Kamaya swung our joined hands back and forth as we walked through the cluttered streets of Eighth and Butler in Philadelphia. The August heat rolled off the concrete, and the unrelenting humidity clung to our bodies. It was a Tuesday – garbage day. The stench of rotting trash stalked us as we passed men lounging on their stoops and listened to the ringing bells of the corner stores. Kamaya pointed out places and showed me each important building and traffic light. A small yard bounded by a gray fence was where her mom had been married for the second time; Kamaya had worn a “really, really pretty white dress with yellow flowers.” The church she attended on Sundays was on the corner of Hunting Park, and her grandmother’s house faced Popeye’s Chicken Diner. Kamaya always took her 70-year-old grandma “really yummy dessert with icing and candles on top.”
Other kids at the camp had their own stories to share, stories woven with innocence and hurt, laughter and pain. Some stories were worse than others. Antwon, a 13-year-old boy, kicked pebbles on the street as I walked beside him. He dug his hands in his pockets and focused on the pavement, broken open by years of wind and weather.
“That’s my stepfather’s house,” he said, nodding toward Fifth and Butler Street.
“What do you guys do there?”
“Just video games.”
“What about your other father?”
“What about him?
“Do you visit him?”
“He was shot last year.”
Like I said, some stories had more chapters of hurt than of healing.
Around 350 steps from Antwon’s stepfather’s house was Caviana’s house, a block down from the Eighth Street Community Church. She told me that even on hot days, she and her friends Nekeema and Imani would sit underneath a tree to talk and listen to music. I smiled as she described sitting cross-legged and barefoot while the leaves from the trees danced before their faces. They were just three teenaged girls savoring the taste of summer before taking on the world.
And then there was that traffic light between Hunting Park and Butler Street. John, who was 19, talked while we waited for the walk signal.
“Yeah, my life has been nothing but great after my father left,” John said.
“Well, after my father left, my peachy mother went to jail and decided to come home with a wife. It’s really funny if you think about it. Don’t you think?”
Five seconds later, I offered him the melted Tastykake I had been saving in my pocket. He accepted it.
If you walk about two blocks down from that intersection, you come across a fire hydrant.

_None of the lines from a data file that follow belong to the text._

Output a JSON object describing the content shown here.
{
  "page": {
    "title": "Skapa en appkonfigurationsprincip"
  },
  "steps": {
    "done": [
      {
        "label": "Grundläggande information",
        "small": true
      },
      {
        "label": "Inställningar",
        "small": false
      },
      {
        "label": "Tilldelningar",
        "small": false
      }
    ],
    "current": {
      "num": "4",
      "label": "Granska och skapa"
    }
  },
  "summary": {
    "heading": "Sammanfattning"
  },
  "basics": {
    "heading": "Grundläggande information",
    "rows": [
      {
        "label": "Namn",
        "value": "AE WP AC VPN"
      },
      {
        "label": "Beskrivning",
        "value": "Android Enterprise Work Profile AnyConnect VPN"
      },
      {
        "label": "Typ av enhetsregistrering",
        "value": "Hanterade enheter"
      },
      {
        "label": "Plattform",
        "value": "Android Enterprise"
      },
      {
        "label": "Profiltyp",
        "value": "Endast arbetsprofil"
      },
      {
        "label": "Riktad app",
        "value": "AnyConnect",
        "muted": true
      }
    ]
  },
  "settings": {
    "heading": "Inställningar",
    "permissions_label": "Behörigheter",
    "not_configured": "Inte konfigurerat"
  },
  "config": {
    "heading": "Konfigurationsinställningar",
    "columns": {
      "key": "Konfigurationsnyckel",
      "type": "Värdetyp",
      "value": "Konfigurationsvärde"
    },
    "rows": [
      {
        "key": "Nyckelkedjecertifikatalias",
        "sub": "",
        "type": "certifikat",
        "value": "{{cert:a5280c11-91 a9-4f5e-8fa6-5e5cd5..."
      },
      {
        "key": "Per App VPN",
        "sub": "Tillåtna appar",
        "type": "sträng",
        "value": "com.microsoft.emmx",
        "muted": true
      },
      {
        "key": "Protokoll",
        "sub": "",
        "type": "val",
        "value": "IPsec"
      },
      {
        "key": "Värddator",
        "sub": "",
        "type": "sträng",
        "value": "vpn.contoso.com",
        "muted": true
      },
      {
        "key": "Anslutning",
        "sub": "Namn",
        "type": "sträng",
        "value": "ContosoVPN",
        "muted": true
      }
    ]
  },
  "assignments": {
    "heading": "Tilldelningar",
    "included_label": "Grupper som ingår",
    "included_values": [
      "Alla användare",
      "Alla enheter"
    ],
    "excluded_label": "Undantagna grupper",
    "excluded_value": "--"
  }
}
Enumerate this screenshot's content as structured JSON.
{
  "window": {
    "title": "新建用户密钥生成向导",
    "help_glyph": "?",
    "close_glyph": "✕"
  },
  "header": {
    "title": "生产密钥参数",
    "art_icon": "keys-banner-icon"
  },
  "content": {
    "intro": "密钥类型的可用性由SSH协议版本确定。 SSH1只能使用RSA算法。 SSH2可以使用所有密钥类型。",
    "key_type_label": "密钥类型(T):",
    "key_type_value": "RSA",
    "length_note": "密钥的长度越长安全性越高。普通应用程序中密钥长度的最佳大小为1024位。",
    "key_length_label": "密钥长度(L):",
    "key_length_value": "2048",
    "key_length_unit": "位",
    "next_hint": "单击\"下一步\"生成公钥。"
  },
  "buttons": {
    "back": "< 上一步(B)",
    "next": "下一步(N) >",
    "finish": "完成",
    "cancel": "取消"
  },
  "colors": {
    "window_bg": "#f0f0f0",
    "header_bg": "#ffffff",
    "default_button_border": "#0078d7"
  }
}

Timmy, a nine-year-old, frowned as he squinted into the sun.
“Timmy, what was your favorite part of the summer?”
“Well, um … oh, I know!” He held my hand as he skipped beside me.
“All right, I’m listening.”
“Last time someone opened the fire hydrant and we all played in the water. There! There! Over there!” Timmy pointed at the fire hydrant in front of Marcia’s Grocery Store.
“Did you guys get in trouble?”
“Nope, no one really cared,” Timmy said with a goofy grin.
He leaned over and licked the dirt-encrusted wall. I told him that was a very unsanitary thing to do, but he insisted he had to. He smiled up at me and said that was how he got his good luck.
All these stories created a road map of the hauntingly beautiful city of Philadelphia. Traffic lights told stories of angry red outbursts, mellow yellow memories, and cheery green incidents. Street signs were written in the language of the people. For each child I spoke to, different pinpoints on the map of Philadelphia held different meanings – miles of ignorant bliss and kilometers of bitter sorrow.
My favorite memory of Eighth Street, Philadelphia, took place on the subway ride to a Phillies game. Kids danced and cheered as the neon underground lights whizzed by. The older kids rapped and laughed at their clumsy improvisation; the ground beneath my feet shook as the young ones tapped against the window and banged their hands against the seats. Antwon break-danced on the floor of the moving train, his eyes twinkling in the lights.
As we passed beneath streets and buildings, I wondered how many other stories I was trespassing upon. I listened to the whistle of the wheels on the invisible track and paid close attention to the singing of the kids around me. At that moment, I could hear the voices of Philadelphia rising all around me. They were faint at first, but slowly they accumulated into a deafening roar.
This piece has been published in Teen Ink’s monthly print magazine.
This piece won the March 2015 Teen Ink Nonfiction Contest.